By invading and annexing Crimea, Russia violated the Budapest Memorandum, a multilateral agreement signed in 1994 that guarantees the territorial integrity of Ukraine. This agreement provided for the exchange of Ukrainian nuclear weapons in exchange for mutual security guarantees. At the time, Ukraine had the third largest nuclear arsenal in the world.
Russia, the United States and Great Britain signed the Budapest Memorandum with Ukraine, according to which its entire nuclear arsenal was transferred to Russia. At the time, America, Britain and Ukraine thought they had solved the problem of post-Soviet nuclear weapons and Ukraine’s territorial sovereignty.
Obviously, this does not apply to Russia, which violated this agreement in 2014 and 2022. Today, Ukraine, devoid of a nuclear deterrent, is under attack and faces both invasion and nuclear blackmail.
South Korea, which does not have nuclear weapons, can match them. Possession of nuclear weapons provides Kim Jong-un with the only element of international fame. Its ballistic missiles can carry nuclear warheads far beyond Seoul.
Hence Kim’s nuclear blackmail and extortion: “Pay me and guarantee the survival of my impoverished and criminal regime.” Otherwise, I will send you nuclear missiles and you will pay much more in lives and money than the bribes and media sycophancy I demand.”
This North Korean blackmail, the constant threats of nuclear attack accompanied by demands for food and financial aid, has exhausted the patience of South Korea and Japan.
At the same time, Russia’s nuclear threats against Ukraine and the West show that such blackmail can indeed escalate into a real war.
For years, defense analysts have speculated about how long it would take Japan and South Korea to build a nuclear device. The Federation of American Scientists once suggested that Japan “could potentially produce a functional nuclear weapon in just one year.” In 2014, NBC reported that, according to unnamed sources, Japan had “equipment and facilities to produce nuclear weapons in six months.”
For their part, South Korean sources, smiling, give the following assessment: “It won’t take long.”
A nuclear-armed Japan would be a nightmare for China. Beijing also knows that Japanese and South Korean nuclear weapons will work.
Chinese communist dictator Xi Jinping can thank his friend Vladimir Putin for encouraging two of Asia’s thriving democracies to become regional nuclear powers.
The views expressed in this article are those of the author and do not necessarily reflect the views of Epoch Times.

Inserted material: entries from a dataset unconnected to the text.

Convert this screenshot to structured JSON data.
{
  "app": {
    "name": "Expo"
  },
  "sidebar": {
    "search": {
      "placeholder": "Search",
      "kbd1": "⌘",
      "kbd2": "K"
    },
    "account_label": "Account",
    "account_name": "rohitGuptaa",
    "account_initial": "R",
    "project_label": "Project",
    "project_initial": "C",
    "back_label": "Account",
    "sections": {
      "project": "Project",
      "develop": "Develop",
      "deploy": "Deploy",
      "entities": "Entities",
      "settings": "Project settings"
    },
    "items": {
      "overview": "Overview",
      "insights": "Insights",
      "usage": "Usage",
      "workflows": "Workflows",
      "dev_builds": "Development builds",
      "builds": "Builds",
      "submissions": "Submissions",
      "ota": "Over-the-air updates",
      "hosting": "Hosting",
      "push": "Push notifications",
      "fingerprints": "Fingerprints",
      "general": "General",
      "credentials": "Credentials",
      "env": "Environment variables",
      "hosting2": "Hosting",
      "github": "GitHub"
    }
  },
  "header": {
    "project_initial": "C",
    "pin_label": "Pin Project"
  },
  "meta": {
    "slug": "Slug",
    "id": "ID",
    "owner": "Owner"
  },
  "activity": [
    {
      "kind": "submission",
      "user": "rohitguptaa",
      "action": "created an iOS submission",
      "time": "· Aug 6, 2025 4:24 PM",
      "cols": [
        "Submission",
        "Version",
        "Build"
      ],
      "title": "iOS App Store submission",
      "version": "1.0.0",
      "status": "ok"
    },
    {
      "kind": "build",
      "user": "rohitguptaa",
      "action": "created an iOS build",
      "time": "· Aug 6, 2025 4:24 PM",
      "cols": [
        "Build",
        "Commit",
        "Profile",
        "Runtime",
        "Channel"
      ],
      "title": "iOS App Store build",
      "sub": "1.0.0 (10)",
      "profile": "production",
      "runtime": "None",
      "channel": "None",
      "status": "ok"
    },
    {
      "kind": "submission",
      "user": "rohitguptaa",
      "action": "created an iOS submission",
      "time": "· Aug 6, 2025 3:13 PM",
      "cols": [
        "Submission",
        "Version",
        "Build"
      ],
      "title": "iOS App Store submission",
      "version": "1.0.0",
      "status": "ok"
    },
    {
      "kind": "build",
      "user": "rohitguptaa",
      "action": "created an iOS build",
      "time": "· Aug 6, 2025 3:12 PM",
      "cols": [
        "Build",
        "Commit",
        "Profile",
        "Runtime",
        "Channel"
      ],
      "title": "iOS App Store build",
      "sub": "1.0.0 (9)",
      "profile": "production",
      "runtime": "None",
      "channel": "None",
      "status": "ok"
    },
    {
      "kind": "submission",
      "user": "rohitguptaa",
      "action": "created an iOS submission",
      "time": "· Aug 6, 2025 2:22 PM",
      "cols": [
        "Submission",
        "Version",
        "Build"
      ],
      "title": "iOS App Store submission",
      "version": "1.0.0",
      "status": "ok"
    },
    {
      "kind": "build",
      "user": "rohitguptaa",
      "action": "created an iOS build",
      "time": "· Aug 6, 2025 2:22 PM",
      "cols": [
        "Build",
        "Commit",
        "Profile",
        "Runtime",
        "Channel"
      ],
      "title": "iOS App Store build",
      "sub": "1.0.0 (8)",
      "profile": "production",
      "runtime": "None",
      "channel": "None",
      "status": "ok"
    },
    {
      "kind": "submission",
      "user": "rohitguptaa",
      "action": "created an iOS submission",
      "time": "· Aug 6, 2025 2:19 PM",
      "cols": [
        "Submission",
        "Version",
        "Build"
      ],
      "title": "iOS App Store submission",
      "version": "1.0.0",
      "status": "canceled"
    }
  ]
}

Austin Bay is a Colonel (Ret.) in the US Army Reserve, author, syndicated columnist, and lecturer in strategy and strategic theory at the University of Texas at Austin. His latest book is called Cocktails from Hell: Five Wars Shaping the 21st Century.
According to The Epoch Times USA
Source : The Epoch Times